Data records -
————————
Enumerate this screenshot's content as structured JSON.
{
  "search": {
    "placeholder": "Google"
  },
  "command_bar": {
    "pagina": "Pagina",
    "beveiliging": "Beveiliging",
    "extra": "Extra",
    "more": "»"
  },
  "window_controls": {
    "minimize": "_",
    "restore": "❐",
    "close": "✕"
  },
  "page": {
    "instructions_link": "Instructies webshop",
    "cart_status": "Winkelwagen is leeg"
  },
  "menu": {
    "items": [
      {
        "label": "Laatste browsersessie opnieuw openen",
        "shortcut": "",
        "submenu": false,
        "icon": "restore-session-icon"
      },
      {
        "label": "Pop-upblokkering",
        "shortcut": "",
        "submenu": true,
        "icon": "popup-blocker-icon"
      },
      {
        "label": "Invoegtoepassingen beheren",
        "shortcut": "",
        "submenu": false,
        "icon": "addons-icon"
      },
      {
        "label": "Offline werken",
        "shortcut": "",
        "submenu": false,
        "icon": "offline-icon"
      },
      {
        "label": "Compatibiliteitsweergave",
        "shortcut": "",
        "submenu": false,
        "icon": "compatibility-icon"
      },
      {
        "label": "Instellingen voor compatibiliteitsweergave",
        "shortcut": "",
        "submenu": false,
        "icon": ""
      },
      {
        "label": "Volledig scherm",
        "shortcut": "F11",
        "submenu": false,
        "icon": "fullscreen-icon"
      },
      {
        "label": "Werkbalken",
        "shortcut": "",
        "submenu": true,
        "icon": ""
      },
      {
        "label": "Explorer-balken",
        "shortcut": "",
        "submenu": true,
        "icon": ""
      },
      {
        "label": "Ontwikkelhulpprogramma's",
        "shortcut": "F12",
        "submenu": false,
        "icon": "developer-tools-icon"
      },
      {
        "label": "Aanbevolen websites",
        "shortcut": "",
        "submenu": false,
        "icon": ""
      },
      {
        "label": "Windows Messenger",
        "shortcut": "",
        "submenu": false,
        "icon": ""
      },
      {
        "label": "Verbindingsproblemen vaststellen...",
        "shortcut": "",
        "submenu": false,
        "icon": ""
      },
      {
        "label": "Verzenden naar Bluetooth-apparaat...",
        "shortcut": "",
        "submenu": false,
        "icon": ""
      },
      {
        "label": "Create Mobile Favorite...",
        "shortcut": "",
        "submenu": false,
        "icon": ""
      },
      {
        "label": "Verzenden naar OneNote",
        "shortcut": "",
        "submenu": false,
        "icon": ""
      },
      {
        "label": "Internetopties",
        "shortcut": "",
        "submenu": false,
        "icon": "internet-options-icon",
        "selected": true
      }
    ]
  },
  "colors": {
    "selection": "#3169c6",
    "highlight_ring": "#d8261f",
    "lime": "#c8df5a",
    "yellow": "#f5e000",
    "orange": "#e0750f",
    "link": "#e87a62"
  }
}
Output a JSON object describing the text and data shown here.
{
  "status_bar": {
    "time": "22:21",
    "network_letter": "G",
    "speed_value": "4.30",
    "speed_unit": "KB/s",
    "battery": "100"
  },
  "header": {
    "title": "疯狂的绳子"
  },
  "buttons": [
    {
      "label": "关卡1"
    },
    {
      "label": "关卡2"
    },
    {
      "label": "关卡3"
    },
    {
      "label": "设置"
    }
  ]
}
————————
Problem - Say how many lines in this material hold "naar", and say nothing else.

Response to the task - 2